Guinevere raised her sword and stepped in front of us. As one, the tanks turned to greet her.
“This is where we take cover,” Excelsior said, tugging me behind a building that had been forcefully fumigated. Smoke still trailed with purple plumes of spores, catching aflame far overhead in the corrupting rays of the sun.
“What would this do to me?” I asked.
Excelsior tilted his head back towards the downed Renegades. “Alone? You’d make a fine meal. Fafnir never works alone, however.”
I got the message. Legions of trained soldiers were meeting their end here. What were they struggling towards? Why would they throw themselves so suicidally into this?
I looked towards the edge of the building. I could hear guns revving up. The swordsman followed my gaze, and tilted his sword to act like a mirror so we could follow Guinevere.

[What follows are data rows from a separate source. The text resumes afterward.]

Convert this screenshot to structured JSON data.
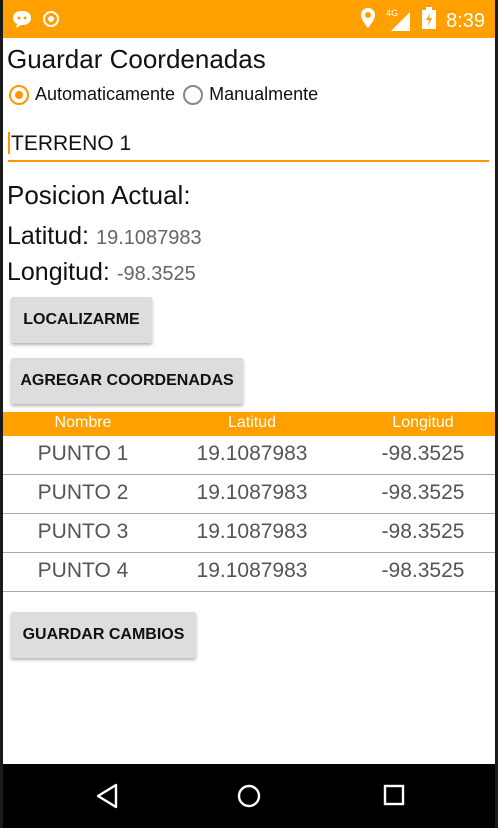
{
  "status_bar": {
    "time": "8:39",
    "network": "4G"
  },
  "app": {
    "title": "Guardar Coordenadas"
  },
  "mode": {
    "options": [
      {
        "label": "Automaticamente",
        "selected": true
      },
      {
        "label": "Manualmente",
        "selected": false
      }
    ]
  },
  "terrain_name": {
    "value": "TERRENO 1"
  },
  "position": {
    "heading": "Posicion Actual:",
    "lat_label": "Latitud:",
    "lat_value": "19.1087983",
    "lon_label": "Longitud:",
    "lon_value": "-98.3525"
  },
  "buttons": {
    "locate": "LOCALIZARME",
    "add": "AGREGAR COORDENADAS",
    "save": "GUARDAR CAMBIOS"
  },
  "table": {
    "headers": [
      "Nombre",
      "Latitud",
      "Longitud"
    ],
    "rows": [
      [
        "PUNTO 1",
        "19.1087983",
        "-98.3525"
      ],
      [
        "PUNTO 2",
        "19.1087983",
        "-98.3525"
      ],
      [
        "PUNTO 3",
        "19.1087983",
        "-98.3525"
      ],
      [
        "PUNTO 4",
        "19.1087983",
        "-98.3525"
      ]
    ]
  },
  "colors": {
    "accent": "#ff9800",
    "status_bar": "#ffa000",
    "button": "#dddddd"
  },
  "icons": [
    "chat-icon",
    "shield-icon",
    "location-pin-icon",
    "signal-icon",
    "battery-icon",
    "back-icon",
    "home-icon",
    "recents-icon"
  ]
}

She stepped towards the tanks. Anti armor rounds melted across her body, hot flare ups of toxic gases and molten metal. Flames dances across her hardened glass carapace, but there was no damaging the unstoppable force.
The pavement buckled as she gained mass, accruing it from the very weapons being splattered towards her, and then she met the first tank.

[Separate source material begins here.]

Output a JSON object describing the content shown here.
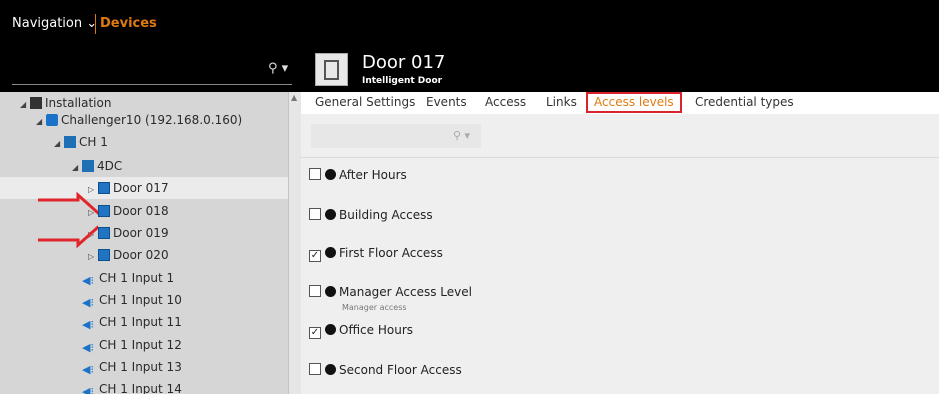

Her hands reached out, covered in glass gauntlets thicker than steel beams, and then she melted through the bulk of the armor. It hissed as heat touched internal systems, and then the armament stores detonated.
Shrapnel obliterated pseudo flesh store fronts. Office buildings cracked and crumbled under the weight of their fake glass, shattering like the paper thin bone and membranes they secretly were. Smoke obscured the Fafnir.

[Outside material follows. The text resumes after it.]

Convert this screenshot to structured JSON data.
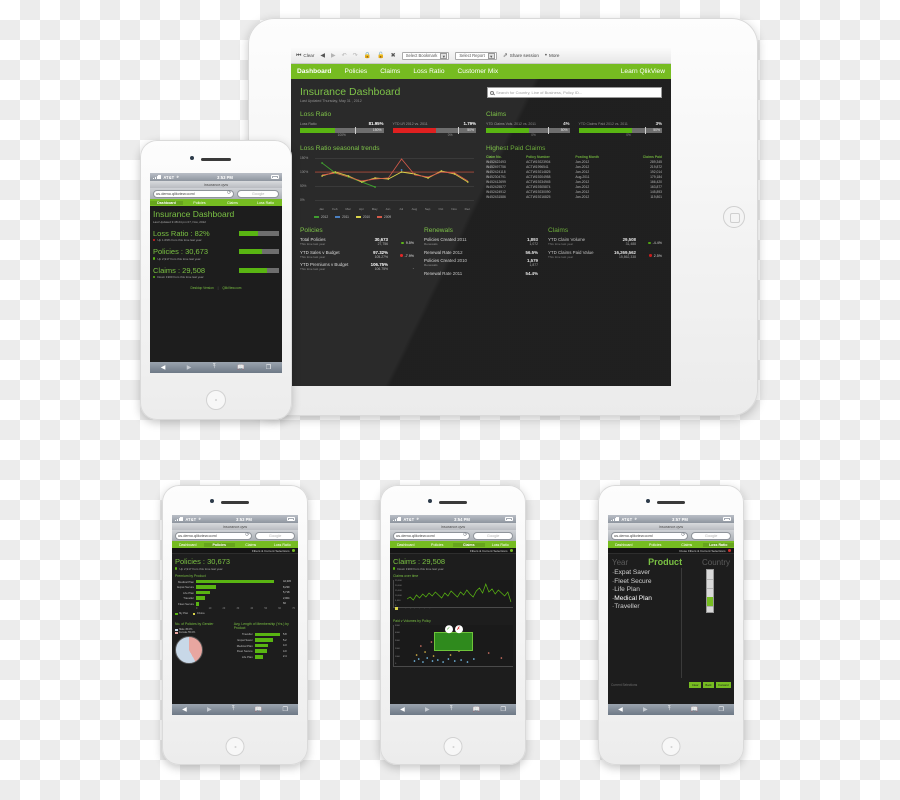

It didn’t obscure her for long enough; the molten monster walked in a straight line down the street. Tanks open fired. Occasionally, a direct hit would obscure her again, and at one point, a single crack lanced around her form before the intense heat melted it back together, but it was as simple as her touching the tanks before they stopped working. Treads fused with the ground.
In the wake of the Fafnir’s path, reality reasserted itself, and even the burning wreckage of the spent takes were overtaken by vine beasts and toothed plants.
“That’s our cue,” Excelsior said, stepping out of cover.
I stepped out behind him. “Holy shit,” I said.
“She’s really something,” Excelsior said, staring at her.
“Fuck, we really are weapons of mass destruction,” I said.
“Her?” The swordsman said, walking through the trails of ashes and the first wisps of moss seeking to reclaim the world she’d left behind. “She’s a Fafnir, Gale. They tend to… get like this after a few missions.”
Guinevere laughed like a dog barks, and smacked the last burning wreck into a building. It exploded again, and the building caught on fire as arcs of molten glass were lifted up by the wind.
Even a city block away, I could feel the heat of her path. I could see it, steaming up from the slowly repairing streets. Green Towassa was being invaded now.
“Patrickson doesn’t stand a chance,” I muttered.
“Well,” Excelsior said, frowning. His hair was caught by the edge of the burning wind. “There’s one problem with that.”
Abruptly, at the edge of Guinevere’s reality radius, where the green and the burning desolation of a full glass furnace across paths, angry red lines spread. Like cracks in beautiful art.
Guinevere’s fist smashed into the ground, shaking the world.
But Green Towassa had already claimed a Fafnir in this war. Long red tendrils extended from the ground, burning forth. They screamed with tooth mouths, and drooled poison. The street buckled as she punched, again, again, again.
Then the bulk of Gunze emerged from the ground and roared like the death of ages.
“This,” Excelsior said. “This is why Fafnir missions are always done with two or more Fafnir.”
Reality screeched as it tried to decide between Gunze and the glass beast. One path bore nothing but desolation and anarchic energies; the voice of a people who had long decided to go ungoverned and free, to embrace survival and none of the niceties of the modern era. The other the voice of the angry earth, survive, thrive, devour.
A gleaming red sun warred in the heavens against the verdant forest of mouths and deals, and the world rang like a damn bell.
Fafnir couldn’t die in these worlds.
But they could be corrupted.
The monster once known as Gunze stood as a final watchdog of Green Towassa. I could hear the Renegades screaming from the inside.